Hands off the treadmill is the first rule for men 65+ who are new to exercise.
This destructive habit is worse for seniors than young people. It could strain the hips and shoulders.
But even if it doesn’t strain those joints, it’s still a downgrade to the baseline walking that you do in day to day life.
Take a look at the two images of senior men here: One is holding onto the treadmill and one is not.
Which one looks like he’s getting a far more effective workout? This is a no-brainer.
- Which one has better posture?
- Which one looks more fluid and natural?
- Which one’s positioning looks like it will carry over better to the activities of daily living?
Look again at the image of the 65+ man who’s holding on. What can this possibly accomplish? This habit is driven by its popularity.
Benefits of Hands Free Walking on a Treadmill for Older People
“Falling is the number one cause of injury and mortality in the senior population, so exercises or activities that can improve balance and stability are very important,” says Dr. Tom Carpenter, corrective exercise specialist, certified personal trainer and chiropractor, inventor of Stand Corrected™, a portable harness-like stretching tool that helps alleviate back, neck and shoulder pain.
Dr. Carpenter continues, “Walking or jogging on a treadmill without holding on is an excellent way to do this, as it can improve proper posture and balance throughout the kinetic chain .
“It’s important, however, to make sure that the treadmill belt is wide enough (at least 20”) and long enough to provide a stable surface.”
Typical Scenario at the Gym
A man over 65 who’s new to the treadmill will look at all the other people at the gym on this machine, and notice that most of the walkers are holding on—even the younger ones.
When he sees even the 20-somethings holding on, he gets this idea that he, at age 65+, had better hold on.
He steps onto the machine, and the front bar or side rails are just beckoning him to grab them. And he does.
I’m going to be snarky here: “You call this walking?” Where’s the arm swing?
Holding onto the treadmill, even for men over 65, is bad because:
• The faster you “walk,” the more your hips will over-rotate, being used in a way that’s not natural, possibly leading to hip strain.
• The faster you “walk,” the tighter you’ll hold on, locking up your upper body even more, which can lead to shoulder strain.
• Slower walking will not solve these two problems.
• Holding on fails to mimic real life walking and will do zero to improve your balance and ambulation in real life living—where you don’t hold onto anything to walk.
• Tight grasping may increase blood pressure; not good.
• Holding on creates a deceptive sense of accomplishment; if you’ve been holding on at 10% incline at 3.5 mph, this makes you think you can walk hills outdoors effortlessly, when in fact, you’ll be exhausted within a few minutes.
• It deminishes your body’s balance mechanism.
• It mimics the use of a walker. senior age

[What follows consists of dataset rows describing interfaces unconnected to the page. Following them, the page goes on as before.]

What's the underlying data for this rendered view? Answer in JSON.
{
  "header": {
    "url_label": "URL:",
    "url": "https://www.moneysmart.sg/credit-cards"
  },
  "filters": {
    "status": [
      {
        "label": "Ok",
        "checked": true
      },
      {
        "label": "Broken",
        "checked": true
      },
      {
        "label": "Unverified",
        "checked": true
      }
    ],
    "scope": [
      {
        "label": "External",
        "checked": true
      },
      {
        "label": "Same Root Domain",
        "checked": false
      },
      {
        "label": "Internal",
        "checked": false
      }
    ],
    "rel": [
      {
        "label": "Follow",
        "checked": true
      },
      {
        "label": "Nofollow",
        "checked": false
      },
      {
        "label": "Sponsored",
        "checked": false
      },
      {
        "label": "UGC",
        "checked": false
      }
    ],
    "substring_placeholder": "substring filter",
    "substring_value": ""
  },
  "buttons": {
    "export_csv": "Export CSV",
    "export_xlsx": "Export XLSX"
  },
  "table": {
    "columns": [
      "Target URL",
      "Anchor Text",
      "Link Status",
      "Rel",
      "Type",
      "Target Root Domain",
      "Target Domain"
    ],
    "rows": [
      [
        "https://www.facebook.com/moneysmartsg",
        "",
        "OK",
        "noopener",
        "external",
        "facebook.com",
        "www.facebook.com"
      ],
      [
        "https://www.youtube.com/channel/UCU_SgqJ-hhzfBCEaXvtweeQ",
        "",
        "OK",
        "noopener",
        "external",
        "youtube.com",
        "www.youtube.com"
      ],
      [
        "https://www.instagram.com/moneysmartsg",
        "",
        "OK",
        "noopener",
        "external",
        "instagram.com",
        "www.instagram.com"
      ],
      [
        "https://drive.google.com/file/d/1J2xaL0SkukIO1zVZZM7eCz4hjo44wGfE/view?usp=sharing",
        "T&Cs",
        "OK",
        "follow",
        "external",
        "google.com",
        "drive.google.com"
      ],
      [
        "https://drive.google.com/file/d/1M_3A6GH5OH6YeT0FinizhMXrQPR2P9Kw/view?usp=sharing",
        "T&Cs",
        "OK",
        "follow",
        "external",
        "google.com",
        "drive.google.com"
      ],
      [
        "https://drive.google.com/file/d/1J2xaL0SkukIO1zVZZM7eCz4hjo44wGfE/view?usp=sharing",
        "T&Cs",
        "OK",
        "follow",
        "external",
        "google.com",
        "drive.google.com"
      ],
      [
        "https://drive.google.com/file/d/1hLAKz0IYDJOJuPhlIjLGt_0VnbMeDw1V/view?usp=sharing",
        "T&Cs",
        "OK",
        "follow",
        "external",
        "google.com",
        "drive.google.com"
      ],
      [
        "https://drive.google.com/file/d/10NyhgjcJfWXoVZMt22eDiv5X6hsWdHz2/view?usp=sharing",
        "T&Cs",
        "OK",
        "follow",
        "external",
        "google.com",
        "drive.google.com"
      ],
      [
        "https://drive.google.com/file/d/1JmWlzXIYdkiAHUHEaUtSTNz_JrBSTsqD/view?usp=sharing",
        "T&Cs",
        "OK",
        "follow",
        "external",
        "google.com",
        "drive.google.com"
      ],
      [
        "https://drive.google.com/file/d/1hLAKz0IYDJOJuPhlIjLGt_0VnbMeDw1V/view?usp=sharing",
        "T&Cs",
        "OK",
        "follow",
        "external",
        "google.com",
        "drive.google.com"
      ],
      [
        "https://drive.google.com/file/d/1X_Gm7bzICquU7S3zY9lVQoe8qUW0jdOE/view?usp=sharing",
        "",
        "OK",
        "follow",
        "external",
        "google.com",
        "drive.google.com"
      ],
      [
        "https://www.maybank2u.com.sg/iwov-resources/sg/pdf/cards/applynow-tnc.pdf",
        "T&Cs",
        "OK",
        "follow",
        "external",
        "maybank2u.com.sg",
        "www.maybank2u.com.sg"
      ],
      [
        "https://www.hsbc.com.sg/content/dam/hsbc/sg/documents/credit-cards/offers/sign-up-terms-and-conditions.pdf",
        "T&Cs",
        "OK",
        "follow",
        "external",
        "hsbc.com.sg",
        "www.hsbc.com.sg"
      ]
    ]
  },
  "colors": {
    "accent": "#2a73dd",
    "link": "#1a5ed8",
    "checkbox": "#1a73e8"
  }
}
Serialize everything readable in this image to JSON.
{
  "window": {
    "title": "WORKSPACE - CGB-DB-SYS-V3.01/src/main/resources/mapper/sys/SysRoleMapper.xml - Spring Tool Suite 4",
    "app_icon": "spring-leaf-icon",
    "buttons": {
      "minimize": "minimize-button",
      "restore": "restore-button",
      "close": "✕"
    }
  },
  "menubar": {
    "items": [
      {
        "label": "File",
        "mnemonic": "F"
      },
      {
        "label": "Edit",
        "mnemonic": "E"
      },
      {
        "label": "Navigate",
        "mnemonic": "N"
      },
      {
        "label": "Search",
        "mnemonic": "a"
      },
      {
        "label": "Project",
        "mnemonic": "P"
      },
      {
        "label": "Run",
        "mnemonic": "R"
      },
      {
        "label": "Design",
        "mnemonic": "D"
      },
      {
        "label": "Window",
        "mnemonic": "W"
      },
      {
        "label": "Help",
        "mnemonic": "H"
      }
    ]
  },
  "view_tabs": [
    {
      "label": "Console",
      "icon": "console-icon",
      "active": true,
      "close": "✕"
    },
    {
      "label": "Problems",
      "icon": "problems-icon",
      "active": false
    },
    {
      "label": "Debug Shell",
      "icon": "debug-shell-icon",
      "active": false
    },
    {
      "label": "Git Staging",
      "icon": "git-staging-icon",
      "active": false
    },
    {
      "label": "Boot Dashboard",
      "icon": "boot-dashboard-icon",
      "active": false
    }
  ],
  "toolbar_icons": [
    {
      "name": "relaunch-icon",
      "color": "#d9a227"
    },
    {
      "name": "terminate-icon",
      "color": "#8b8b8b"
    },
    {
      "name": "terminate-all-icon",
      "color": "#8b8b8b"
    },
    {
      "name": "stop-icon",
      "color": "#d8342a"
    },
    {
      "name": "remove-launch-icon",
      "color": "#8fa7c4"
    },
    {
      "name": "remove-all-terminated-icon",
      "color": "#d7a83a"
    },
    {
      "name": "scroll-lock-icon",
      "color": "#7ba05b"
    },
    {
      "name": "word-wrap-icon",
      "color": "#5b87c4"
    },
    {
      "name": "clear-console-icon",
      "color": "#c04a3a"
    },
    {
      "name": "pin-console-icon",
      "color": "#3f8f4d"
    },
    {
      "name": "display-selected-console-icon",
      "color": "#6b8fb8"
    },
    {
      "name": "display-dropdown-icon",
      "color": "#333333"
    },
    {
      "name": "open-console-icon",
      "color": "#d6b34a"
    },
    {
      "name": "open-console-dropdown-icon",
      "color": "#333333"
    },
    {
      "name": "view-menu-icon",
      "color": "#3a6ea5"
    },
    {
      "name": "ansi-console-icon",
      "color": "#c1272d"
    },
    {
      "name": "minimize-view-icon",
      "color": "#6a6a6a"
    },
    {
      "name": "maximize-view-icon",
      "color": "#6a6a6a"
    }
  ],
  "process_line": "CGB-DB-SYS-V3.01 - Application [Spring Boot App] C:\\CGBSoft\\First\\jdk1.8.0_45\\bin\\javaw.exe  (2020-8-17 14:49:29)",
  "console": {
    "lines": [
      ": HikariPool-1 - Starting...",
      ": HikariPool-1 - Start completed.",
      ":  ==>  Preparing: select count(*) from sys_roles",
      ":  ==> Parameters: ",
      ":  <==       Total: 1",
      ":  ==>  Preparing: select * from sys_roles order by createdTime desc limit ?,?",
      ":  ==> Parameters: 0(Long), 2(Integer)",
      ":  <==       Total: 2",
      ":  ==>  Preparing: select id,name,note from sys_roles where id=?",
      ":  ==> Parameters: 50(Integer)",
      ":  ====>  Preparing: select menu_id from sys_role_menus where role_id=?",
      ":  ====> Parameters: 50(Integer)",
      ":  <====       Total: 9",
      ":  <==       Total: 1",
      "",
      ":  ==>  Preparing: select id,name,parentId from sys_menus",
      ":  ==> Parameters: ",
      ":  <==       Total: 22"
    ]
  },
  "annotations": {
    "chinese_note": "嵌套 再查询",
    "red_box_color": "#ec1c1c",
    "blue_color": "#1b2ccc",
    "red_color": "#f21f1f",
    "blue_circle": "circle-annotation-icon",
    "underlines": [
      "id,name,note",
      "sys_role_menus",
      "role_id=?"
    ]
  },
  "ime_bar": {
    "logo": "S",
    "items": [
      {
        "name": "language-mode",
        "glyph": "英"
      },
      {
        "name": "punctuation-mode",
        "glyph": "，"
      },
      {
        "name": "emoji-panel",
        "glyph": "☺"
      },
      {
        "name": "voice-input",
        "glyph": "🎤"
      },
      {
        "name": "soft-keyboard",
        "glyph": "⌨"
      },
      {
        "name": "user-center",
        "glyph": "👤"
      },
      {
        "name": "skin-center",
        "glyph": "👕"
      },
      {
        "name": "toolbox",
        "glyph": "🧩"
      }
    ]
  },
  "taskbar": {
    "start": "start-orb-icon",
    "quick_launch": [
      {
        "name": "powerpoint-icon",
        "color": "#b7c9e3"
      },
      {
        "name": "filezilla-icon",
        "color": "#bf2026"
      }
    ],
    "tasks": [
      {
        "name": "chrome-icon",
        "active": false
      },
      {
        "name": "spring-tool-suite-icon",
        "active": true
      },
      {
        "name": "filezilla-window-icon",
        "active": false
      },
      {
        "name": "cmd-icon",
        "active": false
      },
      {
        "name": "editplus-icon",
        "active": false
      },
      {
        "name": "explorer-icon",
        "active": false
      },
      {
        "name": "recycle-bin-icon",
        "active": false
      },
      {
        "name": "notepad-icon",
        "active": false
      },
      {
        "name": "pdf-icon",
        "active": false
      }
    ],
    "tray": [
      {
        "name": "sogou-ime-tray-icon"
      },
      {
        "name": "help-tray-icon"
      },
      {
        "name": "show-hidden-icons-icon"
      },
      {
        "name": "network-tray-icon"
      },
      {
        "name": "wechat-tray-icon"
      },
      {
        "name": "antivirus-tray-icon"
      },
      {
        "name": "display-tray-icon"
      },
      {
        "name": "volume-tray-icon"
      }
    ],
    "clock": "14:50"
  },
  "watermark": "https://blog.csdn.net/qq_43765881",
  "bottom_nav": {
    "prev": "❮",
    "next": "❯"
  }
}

The rails and front bar are there for a heart rate check and for liability purposes (the manufacturer knows that there will always be someone who falls and sues).
IMPORTANT: This article pertains to those who do not need a walker or cane to get around in everyday life and who do not have visual impairment.
It’s funny, I see senior age men gripping the treadmill, and then they’ll get off and do walking lunges or leg presses!
However, walking lunges and leg presses will not cancel out the harm of holding onto a treadmill.
Can I add that it looks silly, too?
When I was a personal trainer for a large health club, I forbade my senior age clients from holding onto the machine.
None fell off. The posture of all improved. The gait of all, when off the treadmill, improved! How men over 65 can break the habit of holding onto the treadmill.
Based upon 30+ years of experience, Dr. Carpenter’s practice approach reflects his belief that restoring optimum health and function will enable his patients to enjoy a much greater amount of vitality and wellness. Chiropractic care is true health care, not sick care!
Lorra Garrick has been covering medical, fitness and cybersecurity topics for many years, having written thousands of articles for print magazines and websites, including as a ghostwriter. She’s also a former ACE-certified personal trainer.